Advice to Ralph - stop pretending to care about people you want to bomb. Faux concern and faux sincerity are growing old - Only a few pundits have the equinimity to pull that tone off anyway.
The scaffolding of pundity is interesting - why some people are respectable and influential and othees are not. NY Times columnists - like Dowd, Brooks, Friedman, along with older ones like that woman whose names escapes (she writes for Newsweek now) have alwats seemed over rated to us for some reason. But apparently we are wrong - we are missing something. The better neoconservative pundits are so much better, skillwise. Of course, they have many within their ranks too that seem to be running on fumes (but getting speaking fees and book deals somehow)
Mark Steyn is often a good pundit - even though we disagree with him and think he has declined a bit as he has tried to funnel all reality within the confines of his ideology. But read this awful praise he gets from VDH about his new book:
“The wider English-reading public discovered the genius of Mark Steyn after September 11 ... he is funny in an understated way .. he may be the most interesting satirist now writing in English.”
Now that's satire, isn't it? Notice how VDH gets everything wrong - Calls Steyn the best satrist, when Steyn is not -Calls the outspoken Steyn an understater - Says Steyn was discovered after 9-11 when he was well known earlier - etc, etc ,etc.
Late on VDH highlights some Steyn quips that are just not that big a deal. -
“Consider a few quips from his latest volume about Westerners’ neurotic propensity to worry that we aren’t accommodating enough when we are already way beyond 1930s appeasement. “The corpulent snorer in the La-Z-Boy recliner may have a beautifully waxed Ferrari in the garage, but he hates having to take it out on the potholed roads. Still, it looks mighty nice in the driveway when he washes it;” “The U.S. military hands each jihadist his complimentary copy of the Koran as delicately as white-gloved butlers bringing His Lordship the Times of London.”

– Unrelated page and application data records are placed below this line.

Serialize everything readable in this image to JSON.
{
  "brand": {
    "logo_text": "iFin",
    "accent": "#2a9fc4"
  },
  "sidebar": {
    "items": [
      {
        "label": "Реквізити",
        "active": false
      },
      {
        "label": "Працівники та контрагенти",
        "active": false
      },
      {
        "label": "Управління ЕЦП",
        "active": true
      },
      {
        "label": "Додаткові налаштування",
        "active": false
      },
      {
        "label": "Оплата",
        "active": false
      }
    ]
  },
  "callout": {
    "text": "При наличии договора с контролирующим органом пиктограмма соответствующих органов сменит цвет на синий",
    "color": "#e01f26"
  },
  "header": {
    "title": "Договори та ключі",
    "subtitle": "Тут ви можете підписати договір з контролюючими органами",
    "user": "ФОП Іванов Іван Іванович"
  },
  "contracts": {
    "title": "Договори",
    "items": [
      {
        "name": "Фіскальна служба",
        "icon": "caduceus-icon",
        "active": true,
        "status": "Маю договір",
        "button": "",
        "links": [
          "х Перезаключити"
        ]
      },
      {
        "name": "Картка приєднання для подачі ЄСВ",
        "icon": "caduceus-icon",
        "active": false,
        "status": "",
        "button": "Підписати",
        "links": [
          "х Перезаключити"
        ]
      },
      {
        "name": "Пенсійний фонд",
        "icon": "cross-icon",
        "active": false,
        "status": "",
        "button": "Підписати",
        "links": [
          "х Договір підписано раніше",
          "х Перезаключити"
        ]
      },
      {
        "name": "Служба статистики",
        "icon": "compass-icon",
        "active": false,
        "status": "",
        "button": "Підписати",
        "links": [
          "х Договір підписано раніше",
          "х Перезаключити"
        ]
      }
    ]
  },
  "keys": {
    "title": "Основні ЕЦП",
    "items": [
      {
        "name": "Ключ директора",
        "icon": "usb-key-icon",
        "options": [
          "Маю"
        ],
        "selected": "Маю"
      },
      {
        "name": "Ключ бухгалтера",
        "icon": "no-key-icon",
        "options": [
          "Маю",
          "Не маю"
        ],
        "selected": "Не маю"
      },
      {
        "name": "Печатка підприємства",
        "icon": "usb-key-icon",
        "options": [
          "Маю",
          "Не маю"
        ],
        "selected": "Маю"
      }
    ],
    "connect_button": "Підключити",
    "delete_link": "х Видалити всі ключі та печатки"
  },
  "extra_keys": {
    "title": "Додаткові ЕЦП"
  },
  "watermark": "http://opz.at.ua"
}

Pretty underwhelming - You gotta wonder why these guys love to use the Army if its so iredeemably pc. But here is the classic VDH blowtorch of wrongness to wrap it up:
”Rarely mentioned, much less appreciated, is the low probability that another American president would have removed Saddam, or stayed around to secure Iraq, in the face of such criticism.“
Got that Doc -”stayed around to secure Iraq."
Priceless — VDH truly has a tin ear. Perhaps it is because of his years blasting Foghat and Grand Funk Railroad in his frat basement. 'Blowtorch of wrongness' is the perfect wrap up.
Who will win the blame shift game re Perle et al. vs. Dubya? Assymetrical warfare there. Perle et al. have a parasitical survival instinct and years of practice jettisoning hosts and finding more munificent ones. Dubya and Rove have the cold ruthlessness of seasoned knifefighters, a trail of corpses, money and institutional megaphones. An Iron Cage Grudge Match . . .
It's possible that both Bush and the neos will prevail , but on seperate planes.
Bush is quite simply a genius at blame shifting and accountability shifting. It's built into his grammer, the way he phrases things. It's very much connected to the way his complimentary nicknames are also a means of putting people down preemptively.
The whole world blames the neos - in part because they don't even notice how Bush works. That's not to defend the neos, mind you. They are to be blamed, ofcourse. It's just that blaming the neos and the fact that everyone notices what they are trying to do is 'discounted' into the price of their reps. Whereas with Bush - he gets away with it, in part, because the opposition has a psychic need to think Bush is not responsible for his own mistakes because he is dim - in their view.
But just contemplate how you feel if you're someone like Perle. You try to do some side business deals and Sy Hersh reports on it. You pay a small price and move on. But if you'r part of the Bush family, you can get away with doing business with Hu Jintao's family, the Bin Laden family, the House of Saud, etc - But no one raises hell - It's stays stuck in the pages of the Nation.